Released on June 29 as the second single from Gemini Rights, the guitar-driven pop/rock/R&B fusion earned Lacy, 24, his first entry on Billboard Hot 100 — though previous work has landed him on other Billboard charts. As a teenager, Lacy made a name for himself as an adept producer, songwriter and guitarist. In 2015, at age 17, he received his first credits as a co-executive producer of The Internet’s Grammy-nominated third album Ego Death. He later appeared on various genre-specific charts thanks to his work with the hip-hop collective, as well as a collaborator with artists including Tyler, Frank Ocean and Vampire Weekend.

Over time, Lacy’s Internet bandmates Syd, Matt Martians and Chris Smith began working on solo projects, but it wasn’t until the lattermost suggested that Lacy do the same that he started honing in on his own artistry. Through his manager Dave Airaudi’s artist innovation company, 3qtr, and AWAL Recordings, the Compton, Calif., native released his debut solo album, Apollo XXI. The 2019 project earned him his second Grammy nomination (and first as a solo artist) for best urban contemporary album.

Lacy followed it up with 2020’s The Lo-Fis, a hodgepodge of demos, leaks and throwaway tracks.
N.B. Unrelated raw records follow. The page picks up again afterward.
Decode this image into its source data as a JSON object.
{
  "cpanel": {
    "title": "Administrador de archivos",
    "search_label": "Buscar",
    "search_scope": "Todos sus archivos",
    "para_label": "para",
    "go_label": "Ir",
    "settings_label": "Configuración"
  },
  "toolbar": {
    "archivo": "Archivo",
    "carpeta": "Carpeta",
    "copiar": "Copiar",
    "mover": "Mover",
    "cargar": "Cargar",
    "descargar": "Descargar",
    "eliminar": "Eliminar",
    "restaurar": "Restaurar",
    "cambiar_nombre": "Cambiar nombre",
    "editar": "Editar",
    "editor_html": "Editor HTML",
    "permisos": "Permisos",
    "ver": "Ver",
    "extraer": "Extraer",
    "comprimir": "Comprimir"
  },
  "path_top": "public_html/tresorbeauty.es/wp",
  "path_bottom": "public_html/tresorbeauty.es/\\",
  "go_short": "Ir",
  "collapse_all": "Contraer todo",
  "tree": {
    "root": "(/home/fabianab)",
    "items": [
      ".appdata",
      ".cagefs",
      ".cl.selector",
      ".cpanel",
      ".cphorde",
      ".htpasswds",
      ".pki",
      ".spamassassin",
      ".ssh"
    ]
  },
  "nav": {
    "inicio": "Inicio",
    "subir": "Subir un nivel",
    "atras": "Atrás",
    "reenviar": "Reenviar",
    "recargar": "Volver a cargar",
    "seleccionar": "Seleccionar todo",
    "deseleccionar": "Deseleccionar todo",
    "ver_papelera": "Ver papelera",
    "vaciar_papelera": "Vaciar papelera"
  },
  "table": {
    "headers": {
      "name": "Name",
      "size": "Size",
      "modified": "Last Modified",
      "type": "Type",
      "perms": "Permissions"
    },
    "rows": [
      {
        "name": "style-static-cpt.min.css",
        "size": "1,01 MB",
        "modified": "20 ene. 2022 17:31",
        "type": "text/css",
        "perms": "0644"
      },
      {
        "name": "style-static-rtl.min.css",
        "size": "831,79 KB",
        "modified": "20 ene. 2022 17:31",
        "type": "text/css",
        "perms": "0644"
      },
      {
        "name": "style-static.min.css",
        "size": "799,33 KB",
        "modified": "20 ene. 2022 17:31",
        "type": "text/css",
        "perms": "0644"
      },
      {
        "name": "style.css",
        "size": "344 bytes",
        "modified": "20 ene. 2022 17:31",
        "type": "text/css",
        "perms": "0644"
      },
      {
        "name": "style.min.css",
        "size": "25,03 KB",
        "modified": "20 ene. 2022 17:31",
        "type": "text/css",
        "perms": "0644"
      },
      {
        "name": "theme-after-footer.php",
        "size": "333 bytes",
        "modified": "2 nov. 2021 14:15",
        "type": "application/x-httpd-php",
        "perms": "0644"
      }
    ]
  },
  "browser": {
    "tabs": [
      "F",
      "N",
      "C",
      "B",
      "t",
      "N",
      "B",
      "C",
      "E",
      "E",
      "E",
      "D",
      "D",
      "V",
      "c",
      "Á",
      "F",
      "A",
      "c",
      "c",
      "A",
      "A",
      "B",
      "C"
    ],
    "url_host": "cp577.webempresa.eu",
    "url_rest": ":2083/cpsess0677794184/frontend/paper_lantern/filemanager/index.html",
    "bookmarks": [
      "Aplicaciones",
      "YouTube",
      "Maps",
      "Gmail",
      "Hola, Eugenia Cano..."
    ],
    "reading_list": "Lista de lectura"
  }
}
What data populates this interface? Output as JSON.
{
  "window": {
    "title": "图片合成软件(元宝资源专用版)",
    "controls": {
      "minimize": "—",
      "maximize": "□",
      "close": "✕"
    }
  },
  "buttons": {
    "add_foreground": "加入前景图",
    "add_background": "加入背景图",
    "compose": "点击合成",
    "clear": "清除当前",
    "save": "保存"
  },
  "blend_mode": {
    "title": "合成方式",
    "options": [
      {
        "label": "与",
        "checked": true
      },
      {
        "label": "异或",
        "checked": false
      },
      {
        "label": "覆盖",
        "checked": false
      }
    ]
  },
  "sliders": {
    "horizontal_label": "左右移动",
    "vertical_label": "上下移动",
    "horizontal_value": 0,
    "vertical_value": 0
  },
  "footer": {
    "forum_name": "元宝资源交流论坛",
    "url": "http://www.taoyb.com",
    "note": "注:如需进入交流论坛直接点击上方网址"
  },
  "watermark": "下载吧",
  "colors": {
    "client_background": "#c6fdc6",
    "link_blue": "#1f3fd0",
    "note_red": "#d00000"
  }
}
For a while, he used his iPhone to record and express ideas. “I wasn’t doing that because I wanted to, I just didn’t have [money] like that at the time,” he clarifies.
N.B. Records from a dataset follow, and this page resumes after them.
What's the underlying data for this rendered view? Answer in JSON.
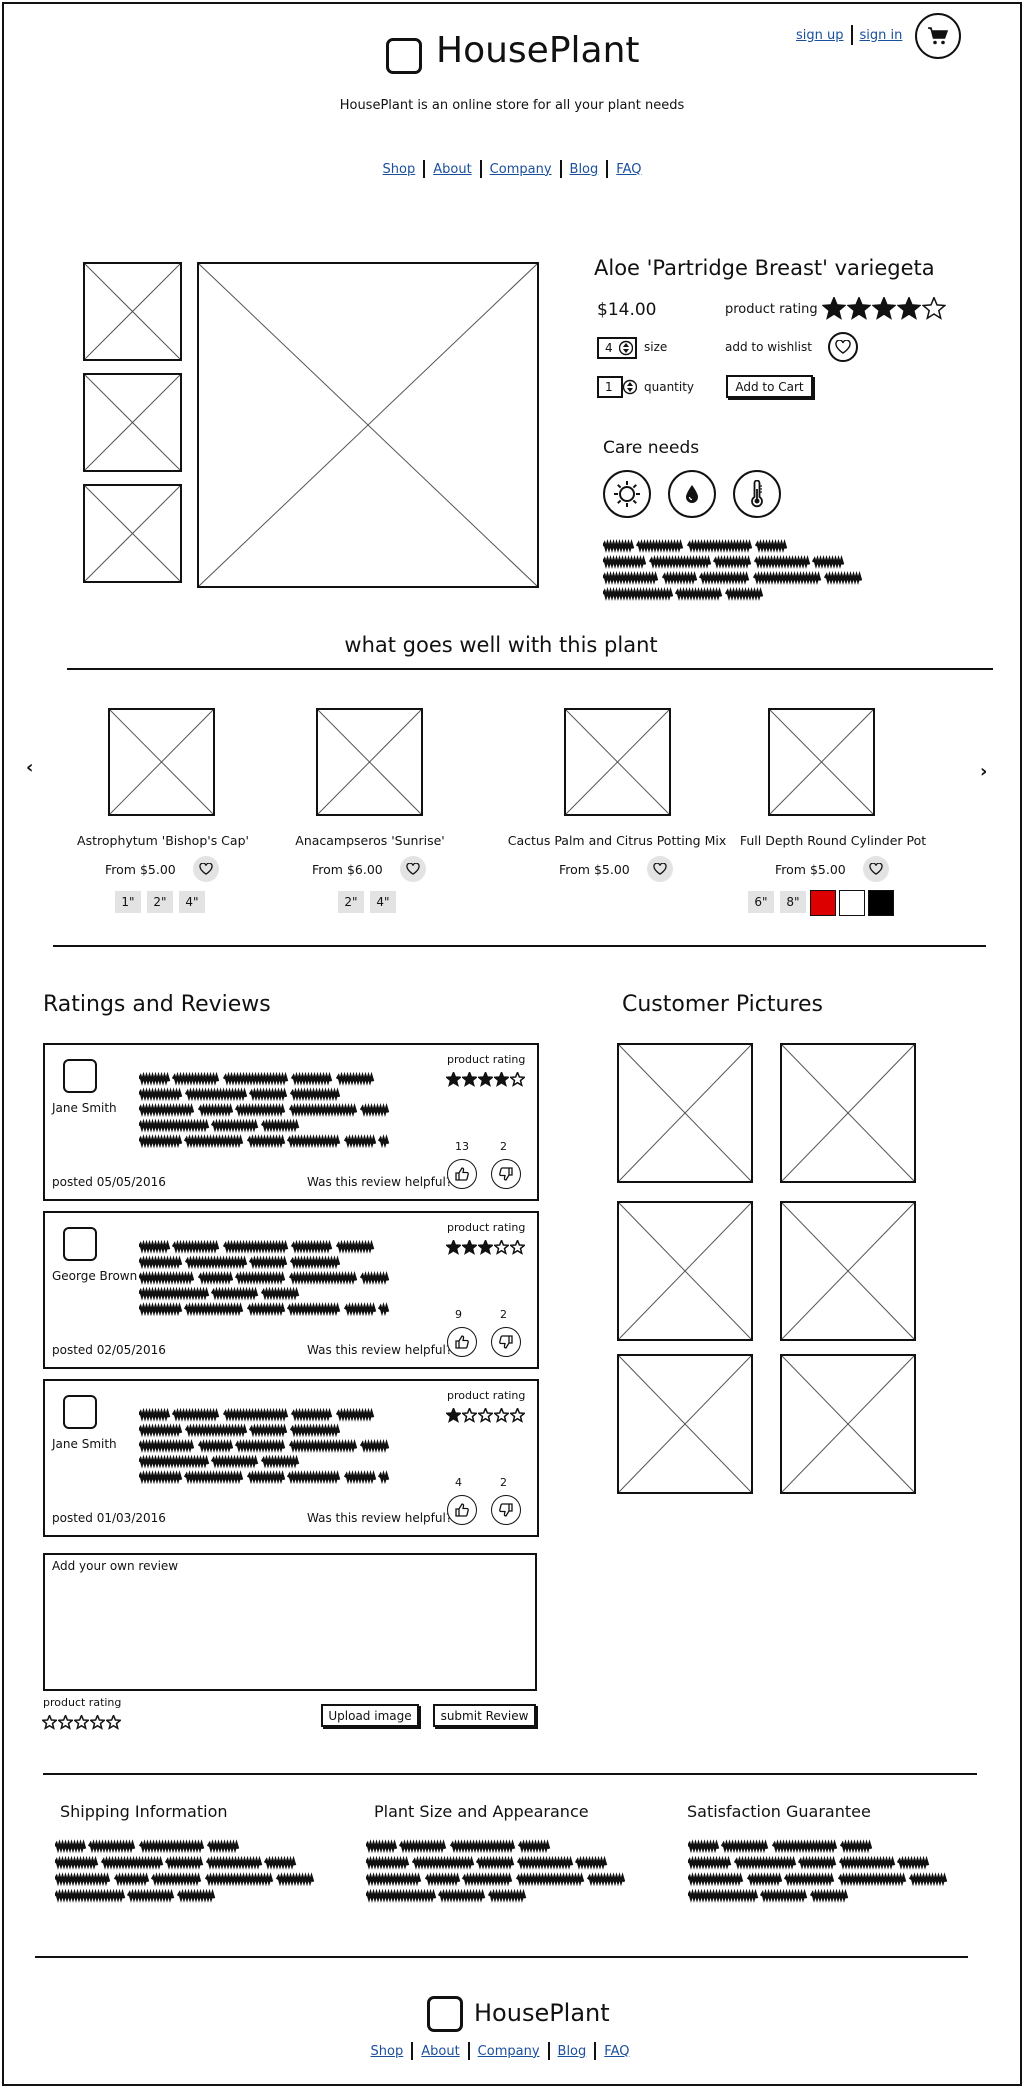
{
  "header": {
    "brand": "HousePlant",
    "tagline": "HousePlant is an online store for all your plant needs",
    "auth": {
      "sign_up": "sign up",
      "sign_in": "sign in"
    },
    "nav": [
      "Shop",
      "About",
      "Company",
      "Blog",
      "FAQ"
    ]
  },
  "product": {
    "title": "Aloe 'Partridge Breast' variegeta",
    "price": "$14.00",
    "rating_label": "product rating",
    "rating_value": 4,
    "rating_max": 5,
    "size_value": "4",
    "size_label": "size",
    "quantity_value": "1",
    "quantity_label": "quantity",
    "wishlist_label": "add to wishlist",
    "add_to_cart": "Add to Cart",
    "care_title": "Care needs",
    "care_icons": [
      "sun-icon",
      "water-drop-icon",
      "thermometer-icon"
    ]
  },
  "related": {
    "title": "what goes well with this plant",
    "items": [
      {
        "name": "Astrophytum 'Bishop's Cap'",
        "price": "From $5.00",
        "sizes": [
          "1\"",
          "2\"",
          "4\""
        ]
      },
      {
        "name": "Anacampseros 'Sunrise'",
        "price": "From $6.00",
        "sizes": [
          "2\"",
          "4\""
        ]
      },
      {
        "name": "Cactus Palm and Citrus Potting Mix",
        "price": "From $5.00",
        "sizes": []
      },
      {
        "name": "Full Depth Round Cylinder Pot",
        "price": "From $5.00",
        "sizes": [
          "6\"",
          "8\""
        ],
        "colors": [
          "#dd0000",
          "#ffffff",
          "#000000"
        ]
      }
    ]
  },
  "reviews": {
    "title": "Ratings and Reviews",
    "rating_label": "product rating",
    "helpful_label": "Was this review helpful?",
    "items": [
      {
        "author": "Jane Smith",
        "posted": "posted 05/05/2016",
        "rating": 4,
        "up": "13",
        "down": "2"
      },
      {
        "author": "George Brown",
        "posted": "posted 02/05/2016",
        "rating": 3,
        "up": "9",
        "down": "2"
      },
      {
        "author": "Jane Smith",
        "posted": "posted 01/03/2016",
        "rating": 1,
        "up": "4",
        "down": "2"
      }
    ],
    "add_placeholder": "Add your own review",
    "own_rating_label": "product rating",
    "upload_label": "Upload image",
    "submit_label": "submit Review"
  },
  "pictures": {
    "title": "Customer Pictures"
  },
  "info": [
    {
      "title": "Shipping Information"
    },
    {
      "title": "Plant Size and Appearance"
    },
    {
      "title": "Satisfaction Guarantee"
    }
  ],
  "footer": {
    "brand": "HousePlant",
    "nav": [
      "Shop",
      "About",
      "Company",
      "Blog",
      "FAQ"
    ]
  }
}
Steve Lacy
Steve Lacy Alex Harper

His situation changed last year when, after much debate, Lacy decided to pursue the major label route, signing with RCA Records. “I wanted a bigger team, more science on how things work, more access,” he says. “I respected RCA the most because they have the artists that I love and that seem to own their narrative and do things their way. People like Doja Cat, Bryson Tiller, Lucky Daye, SZA. I feel like it’s where I fit the most. They let me make my album how I do my process. It just feels good.”

Adds Airaudi: “A lot of what I do is try to translate the rationale behind what Steve’s doing to the people on the label side who are tasked with pushing things out. We argue, of course, but Steve picks stuff that he wants to do and 99% of the time, it’s just when he feels like it.”
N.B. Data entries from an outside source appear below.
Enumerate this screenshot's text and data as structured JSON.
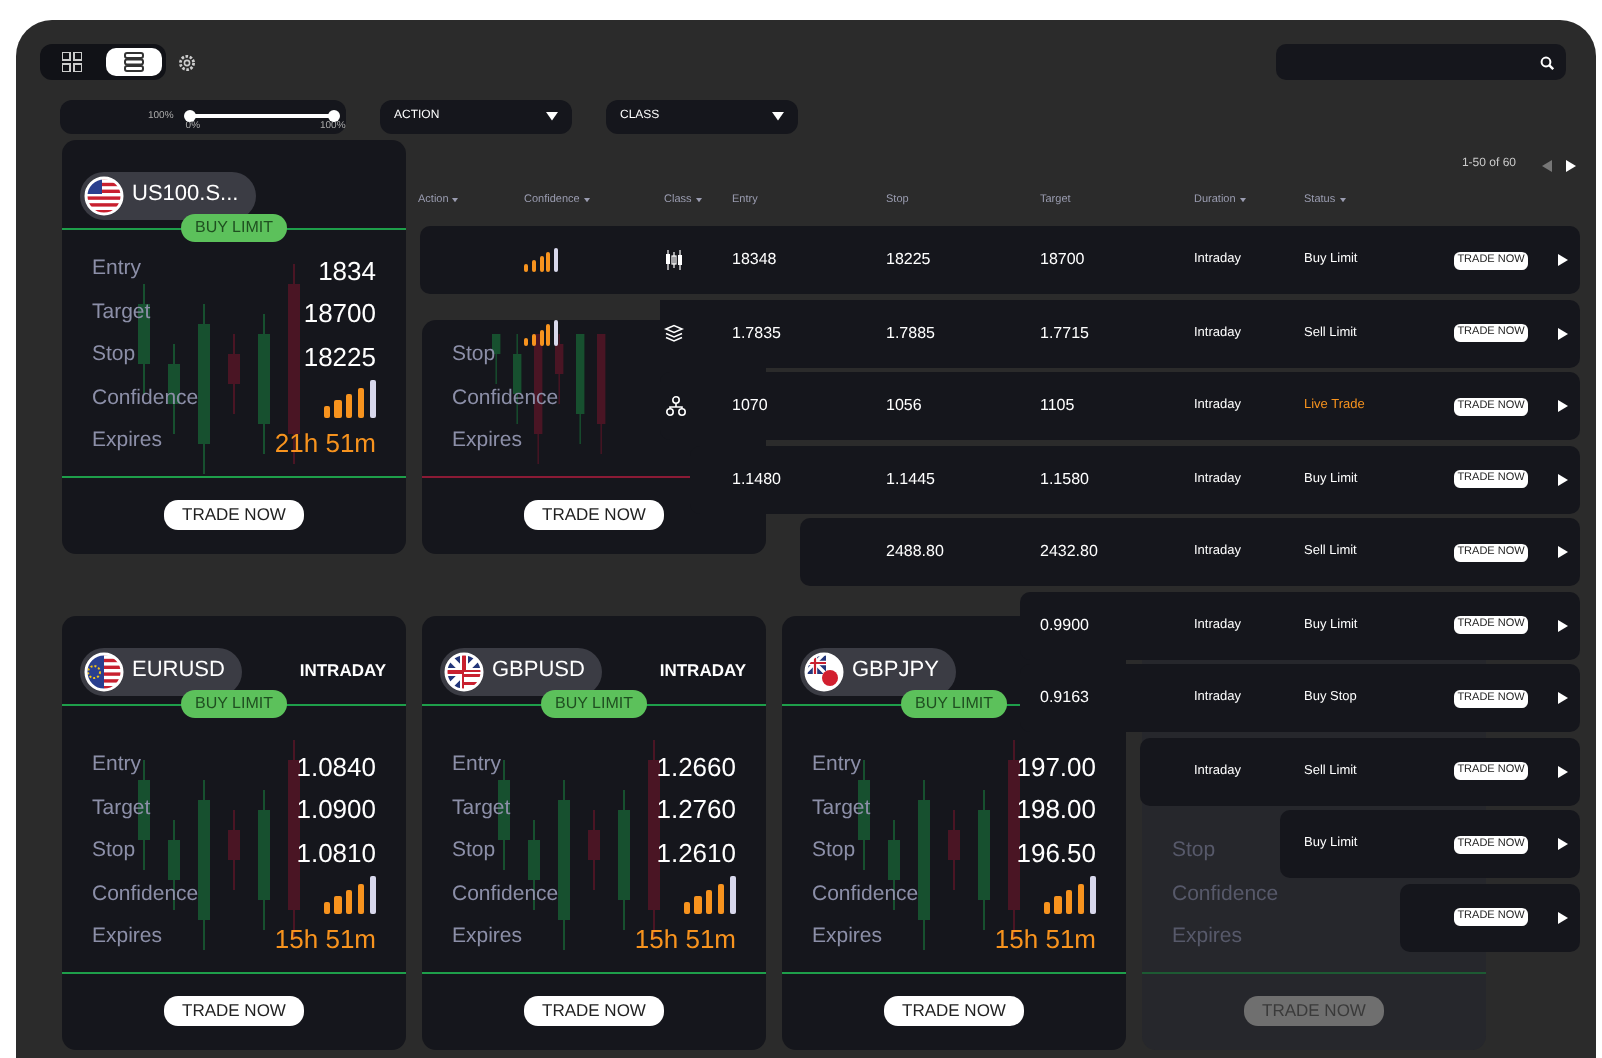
{
  "toolbar": {
    "views": [
      {
        "kind": "grid",
        "selected": false
      },
      {
        "kind": "list",
        "selected": true
      }
    ]
  },
  "filters": {
    "slider": {
      "label": "100%",
      "min_label": "0%",
      "max_label": "100%",
      "level": 1
    },
    "dropdowns": [
      {
        "label": "ACTION"
      },
      {
        "label": "CLASS"
      }
    ]
  },
  "pagination": {
    "text": "1-50 of 60",
    "prev_disabled": true,
    "next_disabled": false
  },
  "table": {
    "columns": [
      {
        "label": "Action",
        "sortable": true
      },
      {
        "label": "Confidence",
        "sortable": true
      },
      {
        "label": "Class",
        "sortable": true
      },
      {
        "label": "Entry",
        "sortable": false
      },
      {
        "label": "Stop",
        "sortable": false
      },
      {
        "label": "Target",
        "sortable": false
      },
      {
        "label": "Duration",
        "sortable": true
      },
      {
        "label": "Status",
        "sortable": true
      }
    ],
    "rows": [
      {
        "confidence": {
          "level": 0.8
        },
        "class": {
          "kind": "candles"
        },
        "entry": "18348",
        "stop": "18225",
        "target": "18700",
        "duration": "Intraday",
        "status": {
          "text": "Buy Limit",
          "color": "#ffffff"
        },
        "button": "TRADE NOW"
      },
      {
        "confidence": {
          "level": 0.8
        },
        "class": {
          "kind": "layers"
        },
        "entry": "1.7835",
        "stop": "1.7885",
        "target": "1.7715",
        "duration": "Intraday",
        "status": {
          "text": "Sell Limit",
          "color": "#ffffff"
        },
        "button": "TRADE NOW"
      },
      {
        "class": {
          "kind": "network"
        },
        "entry": "1070",
        "stop": "1056",
        "target": "1105",
        "duration": "Intraday",
        "status": {
          "text": "Live Trade",
          "color": "#f7931e"
        },
        "button": "TRADE NOW"
      },
      {
        "entry": "1.1480",
        "stop": "1.1445",
        "target": "1.1580",
        "duration": "Intraday",
        "status": {
          "text": "Buy Limit",
          "color": "#ffffff"
        },
        "button": "TRADE NOW"
      },
      {
        "stop": "2488.80",
        "target": "2432.80",
        "duration": "Intraday",
        "status": {
          "text": "Sell Limit",
          "color": "#ffffff"
        },
        "button": "TRADE NOW"
      },
      {
        "target": "0.9900",
        "duration": "Intraday",
        "status": {
          "text": "Buy Limit",
          "color": "#ffffff"
        },
        "button": "TRADE NOW"
      },
      {
        "target": "0.9163",
        "duration": "Intraday",
        "status": {
          "text": "Buy Stop",
          "color": "#ffffff"
        },
        "button": "TRADE NOW"
      },
      {
        "duration": "Intraday",
        "status": {
          "text": "Sell Limit",
          "color": "#ffffff"
        },
        "button": "TRADE NOW"
      },
      {
        "status": {
          "text": "Buy Limit",
          "color": "#ffffff"
        },
        "button": "TRADE NOW"
      },
      {
        "button": "TRADE NOW"
      }
    ]
  },
  "cards": [
    {
      "pair": "US100.S...",
      "flag": {
        "kind": "us"
      },
      "action": "BUY LIMIT",
      "color": "#1e9e4a",
      "dimmed": false,
      "fields": [
        {
          "label": "Entry",
          "kind": "value",
          "value": "1834"
        },
        {
          "label": "Target",
          "kind": "value",
          "value": "18700"
        },
        {
          "label": "Stop",
          "kind": "value",
          "value": "18225"
        },
        {
          "label": "Confidence",
          "kind": "meter",
          "level": 0.8
        },
        {
          "label": "Expires",
          "kind": "time",
          "value": "21h 51m"
        }
      ],
      "button": {
        "label": "TRADE NOW",
        "disabled": false
      }
    },
    {
      "color": "#8b1a35",
      "dimmed": false,
      "fields": [
        {
          "label": "Stop",
          "kind": "value"
        },
        {
          "label": "Confidence",
          "kind": "meter"
        },
        {
          "label": "Expires",
          "kind": "time"
        }
      ],
      "button": {
        "label": "TRADE NOW",
        "disabled": false
      }
    },
    {
      "pair": "EURUSD",
      "flag": {
        "kind": "eu"
      },
      "duration": "INTRADAY",
      "action": "BUY LIMIT",
      "color": "#1e9e4a",
      "dimmed": false,
      "fields": [
        {
          "label": "Entry",
          "kind": "value",
          "value": "1.0840"
        },
        {
          "label": "Target",
          "kind": "value",
          "value": "1.0900"
        },
        {
          "label": "Stop",
          "kind": "value",
          "value": "1.0810"
        },
        {
          "label": "Confidence",
          "kind": "meter",
          "level": 0.8
        },
        {
          "label": "Expires",
          "kind": "time",
          "value": "15h 51m"
        }
      ],
      "button": {
        "label": "TRADE NOW",
        "disabled": false
      }
    },
    {
      "pair": "GBPUSD",
      "flag": {
        "kind": "gb"
      },
      "duration": "INTRADAY",
      "action": "BUY LIMIT",
      "color": "#1e9e4a",
      "dimmed": false,
      "fields": [
        {
          "label": "Entry",
          "kind": "value",
          "value": "1.2660"
        },
        {
          "label": "Target",
          "kind": "value",
          "value": "1.2760"
        },
        {
          "label": "Stop",
          "kind": "value",
          "value": "1.2610"
        },
        {
          "label": "Confidence",
          "kind": "meter",
          "level": 0.8
        },
        {
          "label": "Expires",
          "kind": "time",
          "value": "15h 51m"
        }
      ],
      "button": {
        "label": "TRADE NOW",
        "disabled": false
      }
    },
    {
      "pair": "GBPJPY",
      "flag": {
        "kind": "gbjp"
      },
      "action": "BUY LIMIT",
      "color": "#1e9e4a",
      "dimmed": false,
      "fields": [
        {
          "label": "Entry",
          "kind": "value",
          "value": "197.00"
        },
        {
          "label": "Target",
          "kind": "value",
          "value": "198.00"
        },
        {
          "label": "Stop",
          "kind": "value",
          "value": "196.50"
        },
        {
          "label": "Confidence",
          "kind": "meter",
          "level": 0.8
        },
        {
          "label": "Expires",
          "kind": "time",
          "value": "15h 51m"
        }
      ],
      "button": {
        "label": "TRADE NOW",
        "disabled": false
      }
    },
    {
      "color": "#1d5a33",
      "dimmed": true,
      "fields": [
        {
          "label": "Stop",
          "kind": "value"
        },
        {
          "label": "Confidence",
          "kind": "meter"
        },
        {
          "label": "Expires",
          "kind": "time"
        }
      ],
      "button": {
        "label": "TRADE NOW",
        "disabled": true
      }
    }
  ]
}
Still, even as Airaudi “helps execute all the crazy ideas that float through my mind,” Lacy says, RCA helped him grow his audience ahead of the release of Gemini Rights — his first release on the label — including having him create a TikTok account where his videos have since accrued more than 3 million likes. “[RCA] definitely told me to get on that sh-t,” he laughs. “I was all grumpy, then I was like, ‘You know what? This sh-t lowkey fun.’ We found a middle ground. When I’m in the mood to make a video, I do it.” To date, “Bad Habit” has soundtracked more than 210,000 videos on the platform.

Steve Lacy David Airaudi
David Airaudi, left, and Steve Lacy photographed on July 22, 2022 at ASH Staging Concept House in Los Angeles. Alex Harper

In the days leading up to the release of Gemini Rights, “Bad Habit” debuted on the Hot 100; and a week after the album entered the Billboard 200 at No. 7, the track surged to No. 14, thanks largely to its streaming dominance. While it remains a powerhouse on DSPs — it currently sits at No. 2 on Billboard‘s Streaming Songs chart — it also reaches a new No. 11 high on the Aug. 6-dated Hot 100 as it becomes a crossover radio smash, entering Pop Airplay at No. 32 this week.

Come fall, Lacy will hit the road for a 27-date North American tour, which will conclude with a hometown show at The Greek Theatre in L.A. on Nov. 11. He doesn’t offer too many details, but after performing at Coachella in April, the singer is eager to continue connecting with his fans. And though he remains largely blasé about his rapid ascent in the business, only suggesting he will keep momentum by staying “swagged out,” the enormity of this moment isn’t lost on him, either.

“I’m just grateful,” he says. “It still doesn’t feel real yet.”

A version of this story originally appeared in the Aug. 6, 2022, issue of Billboard.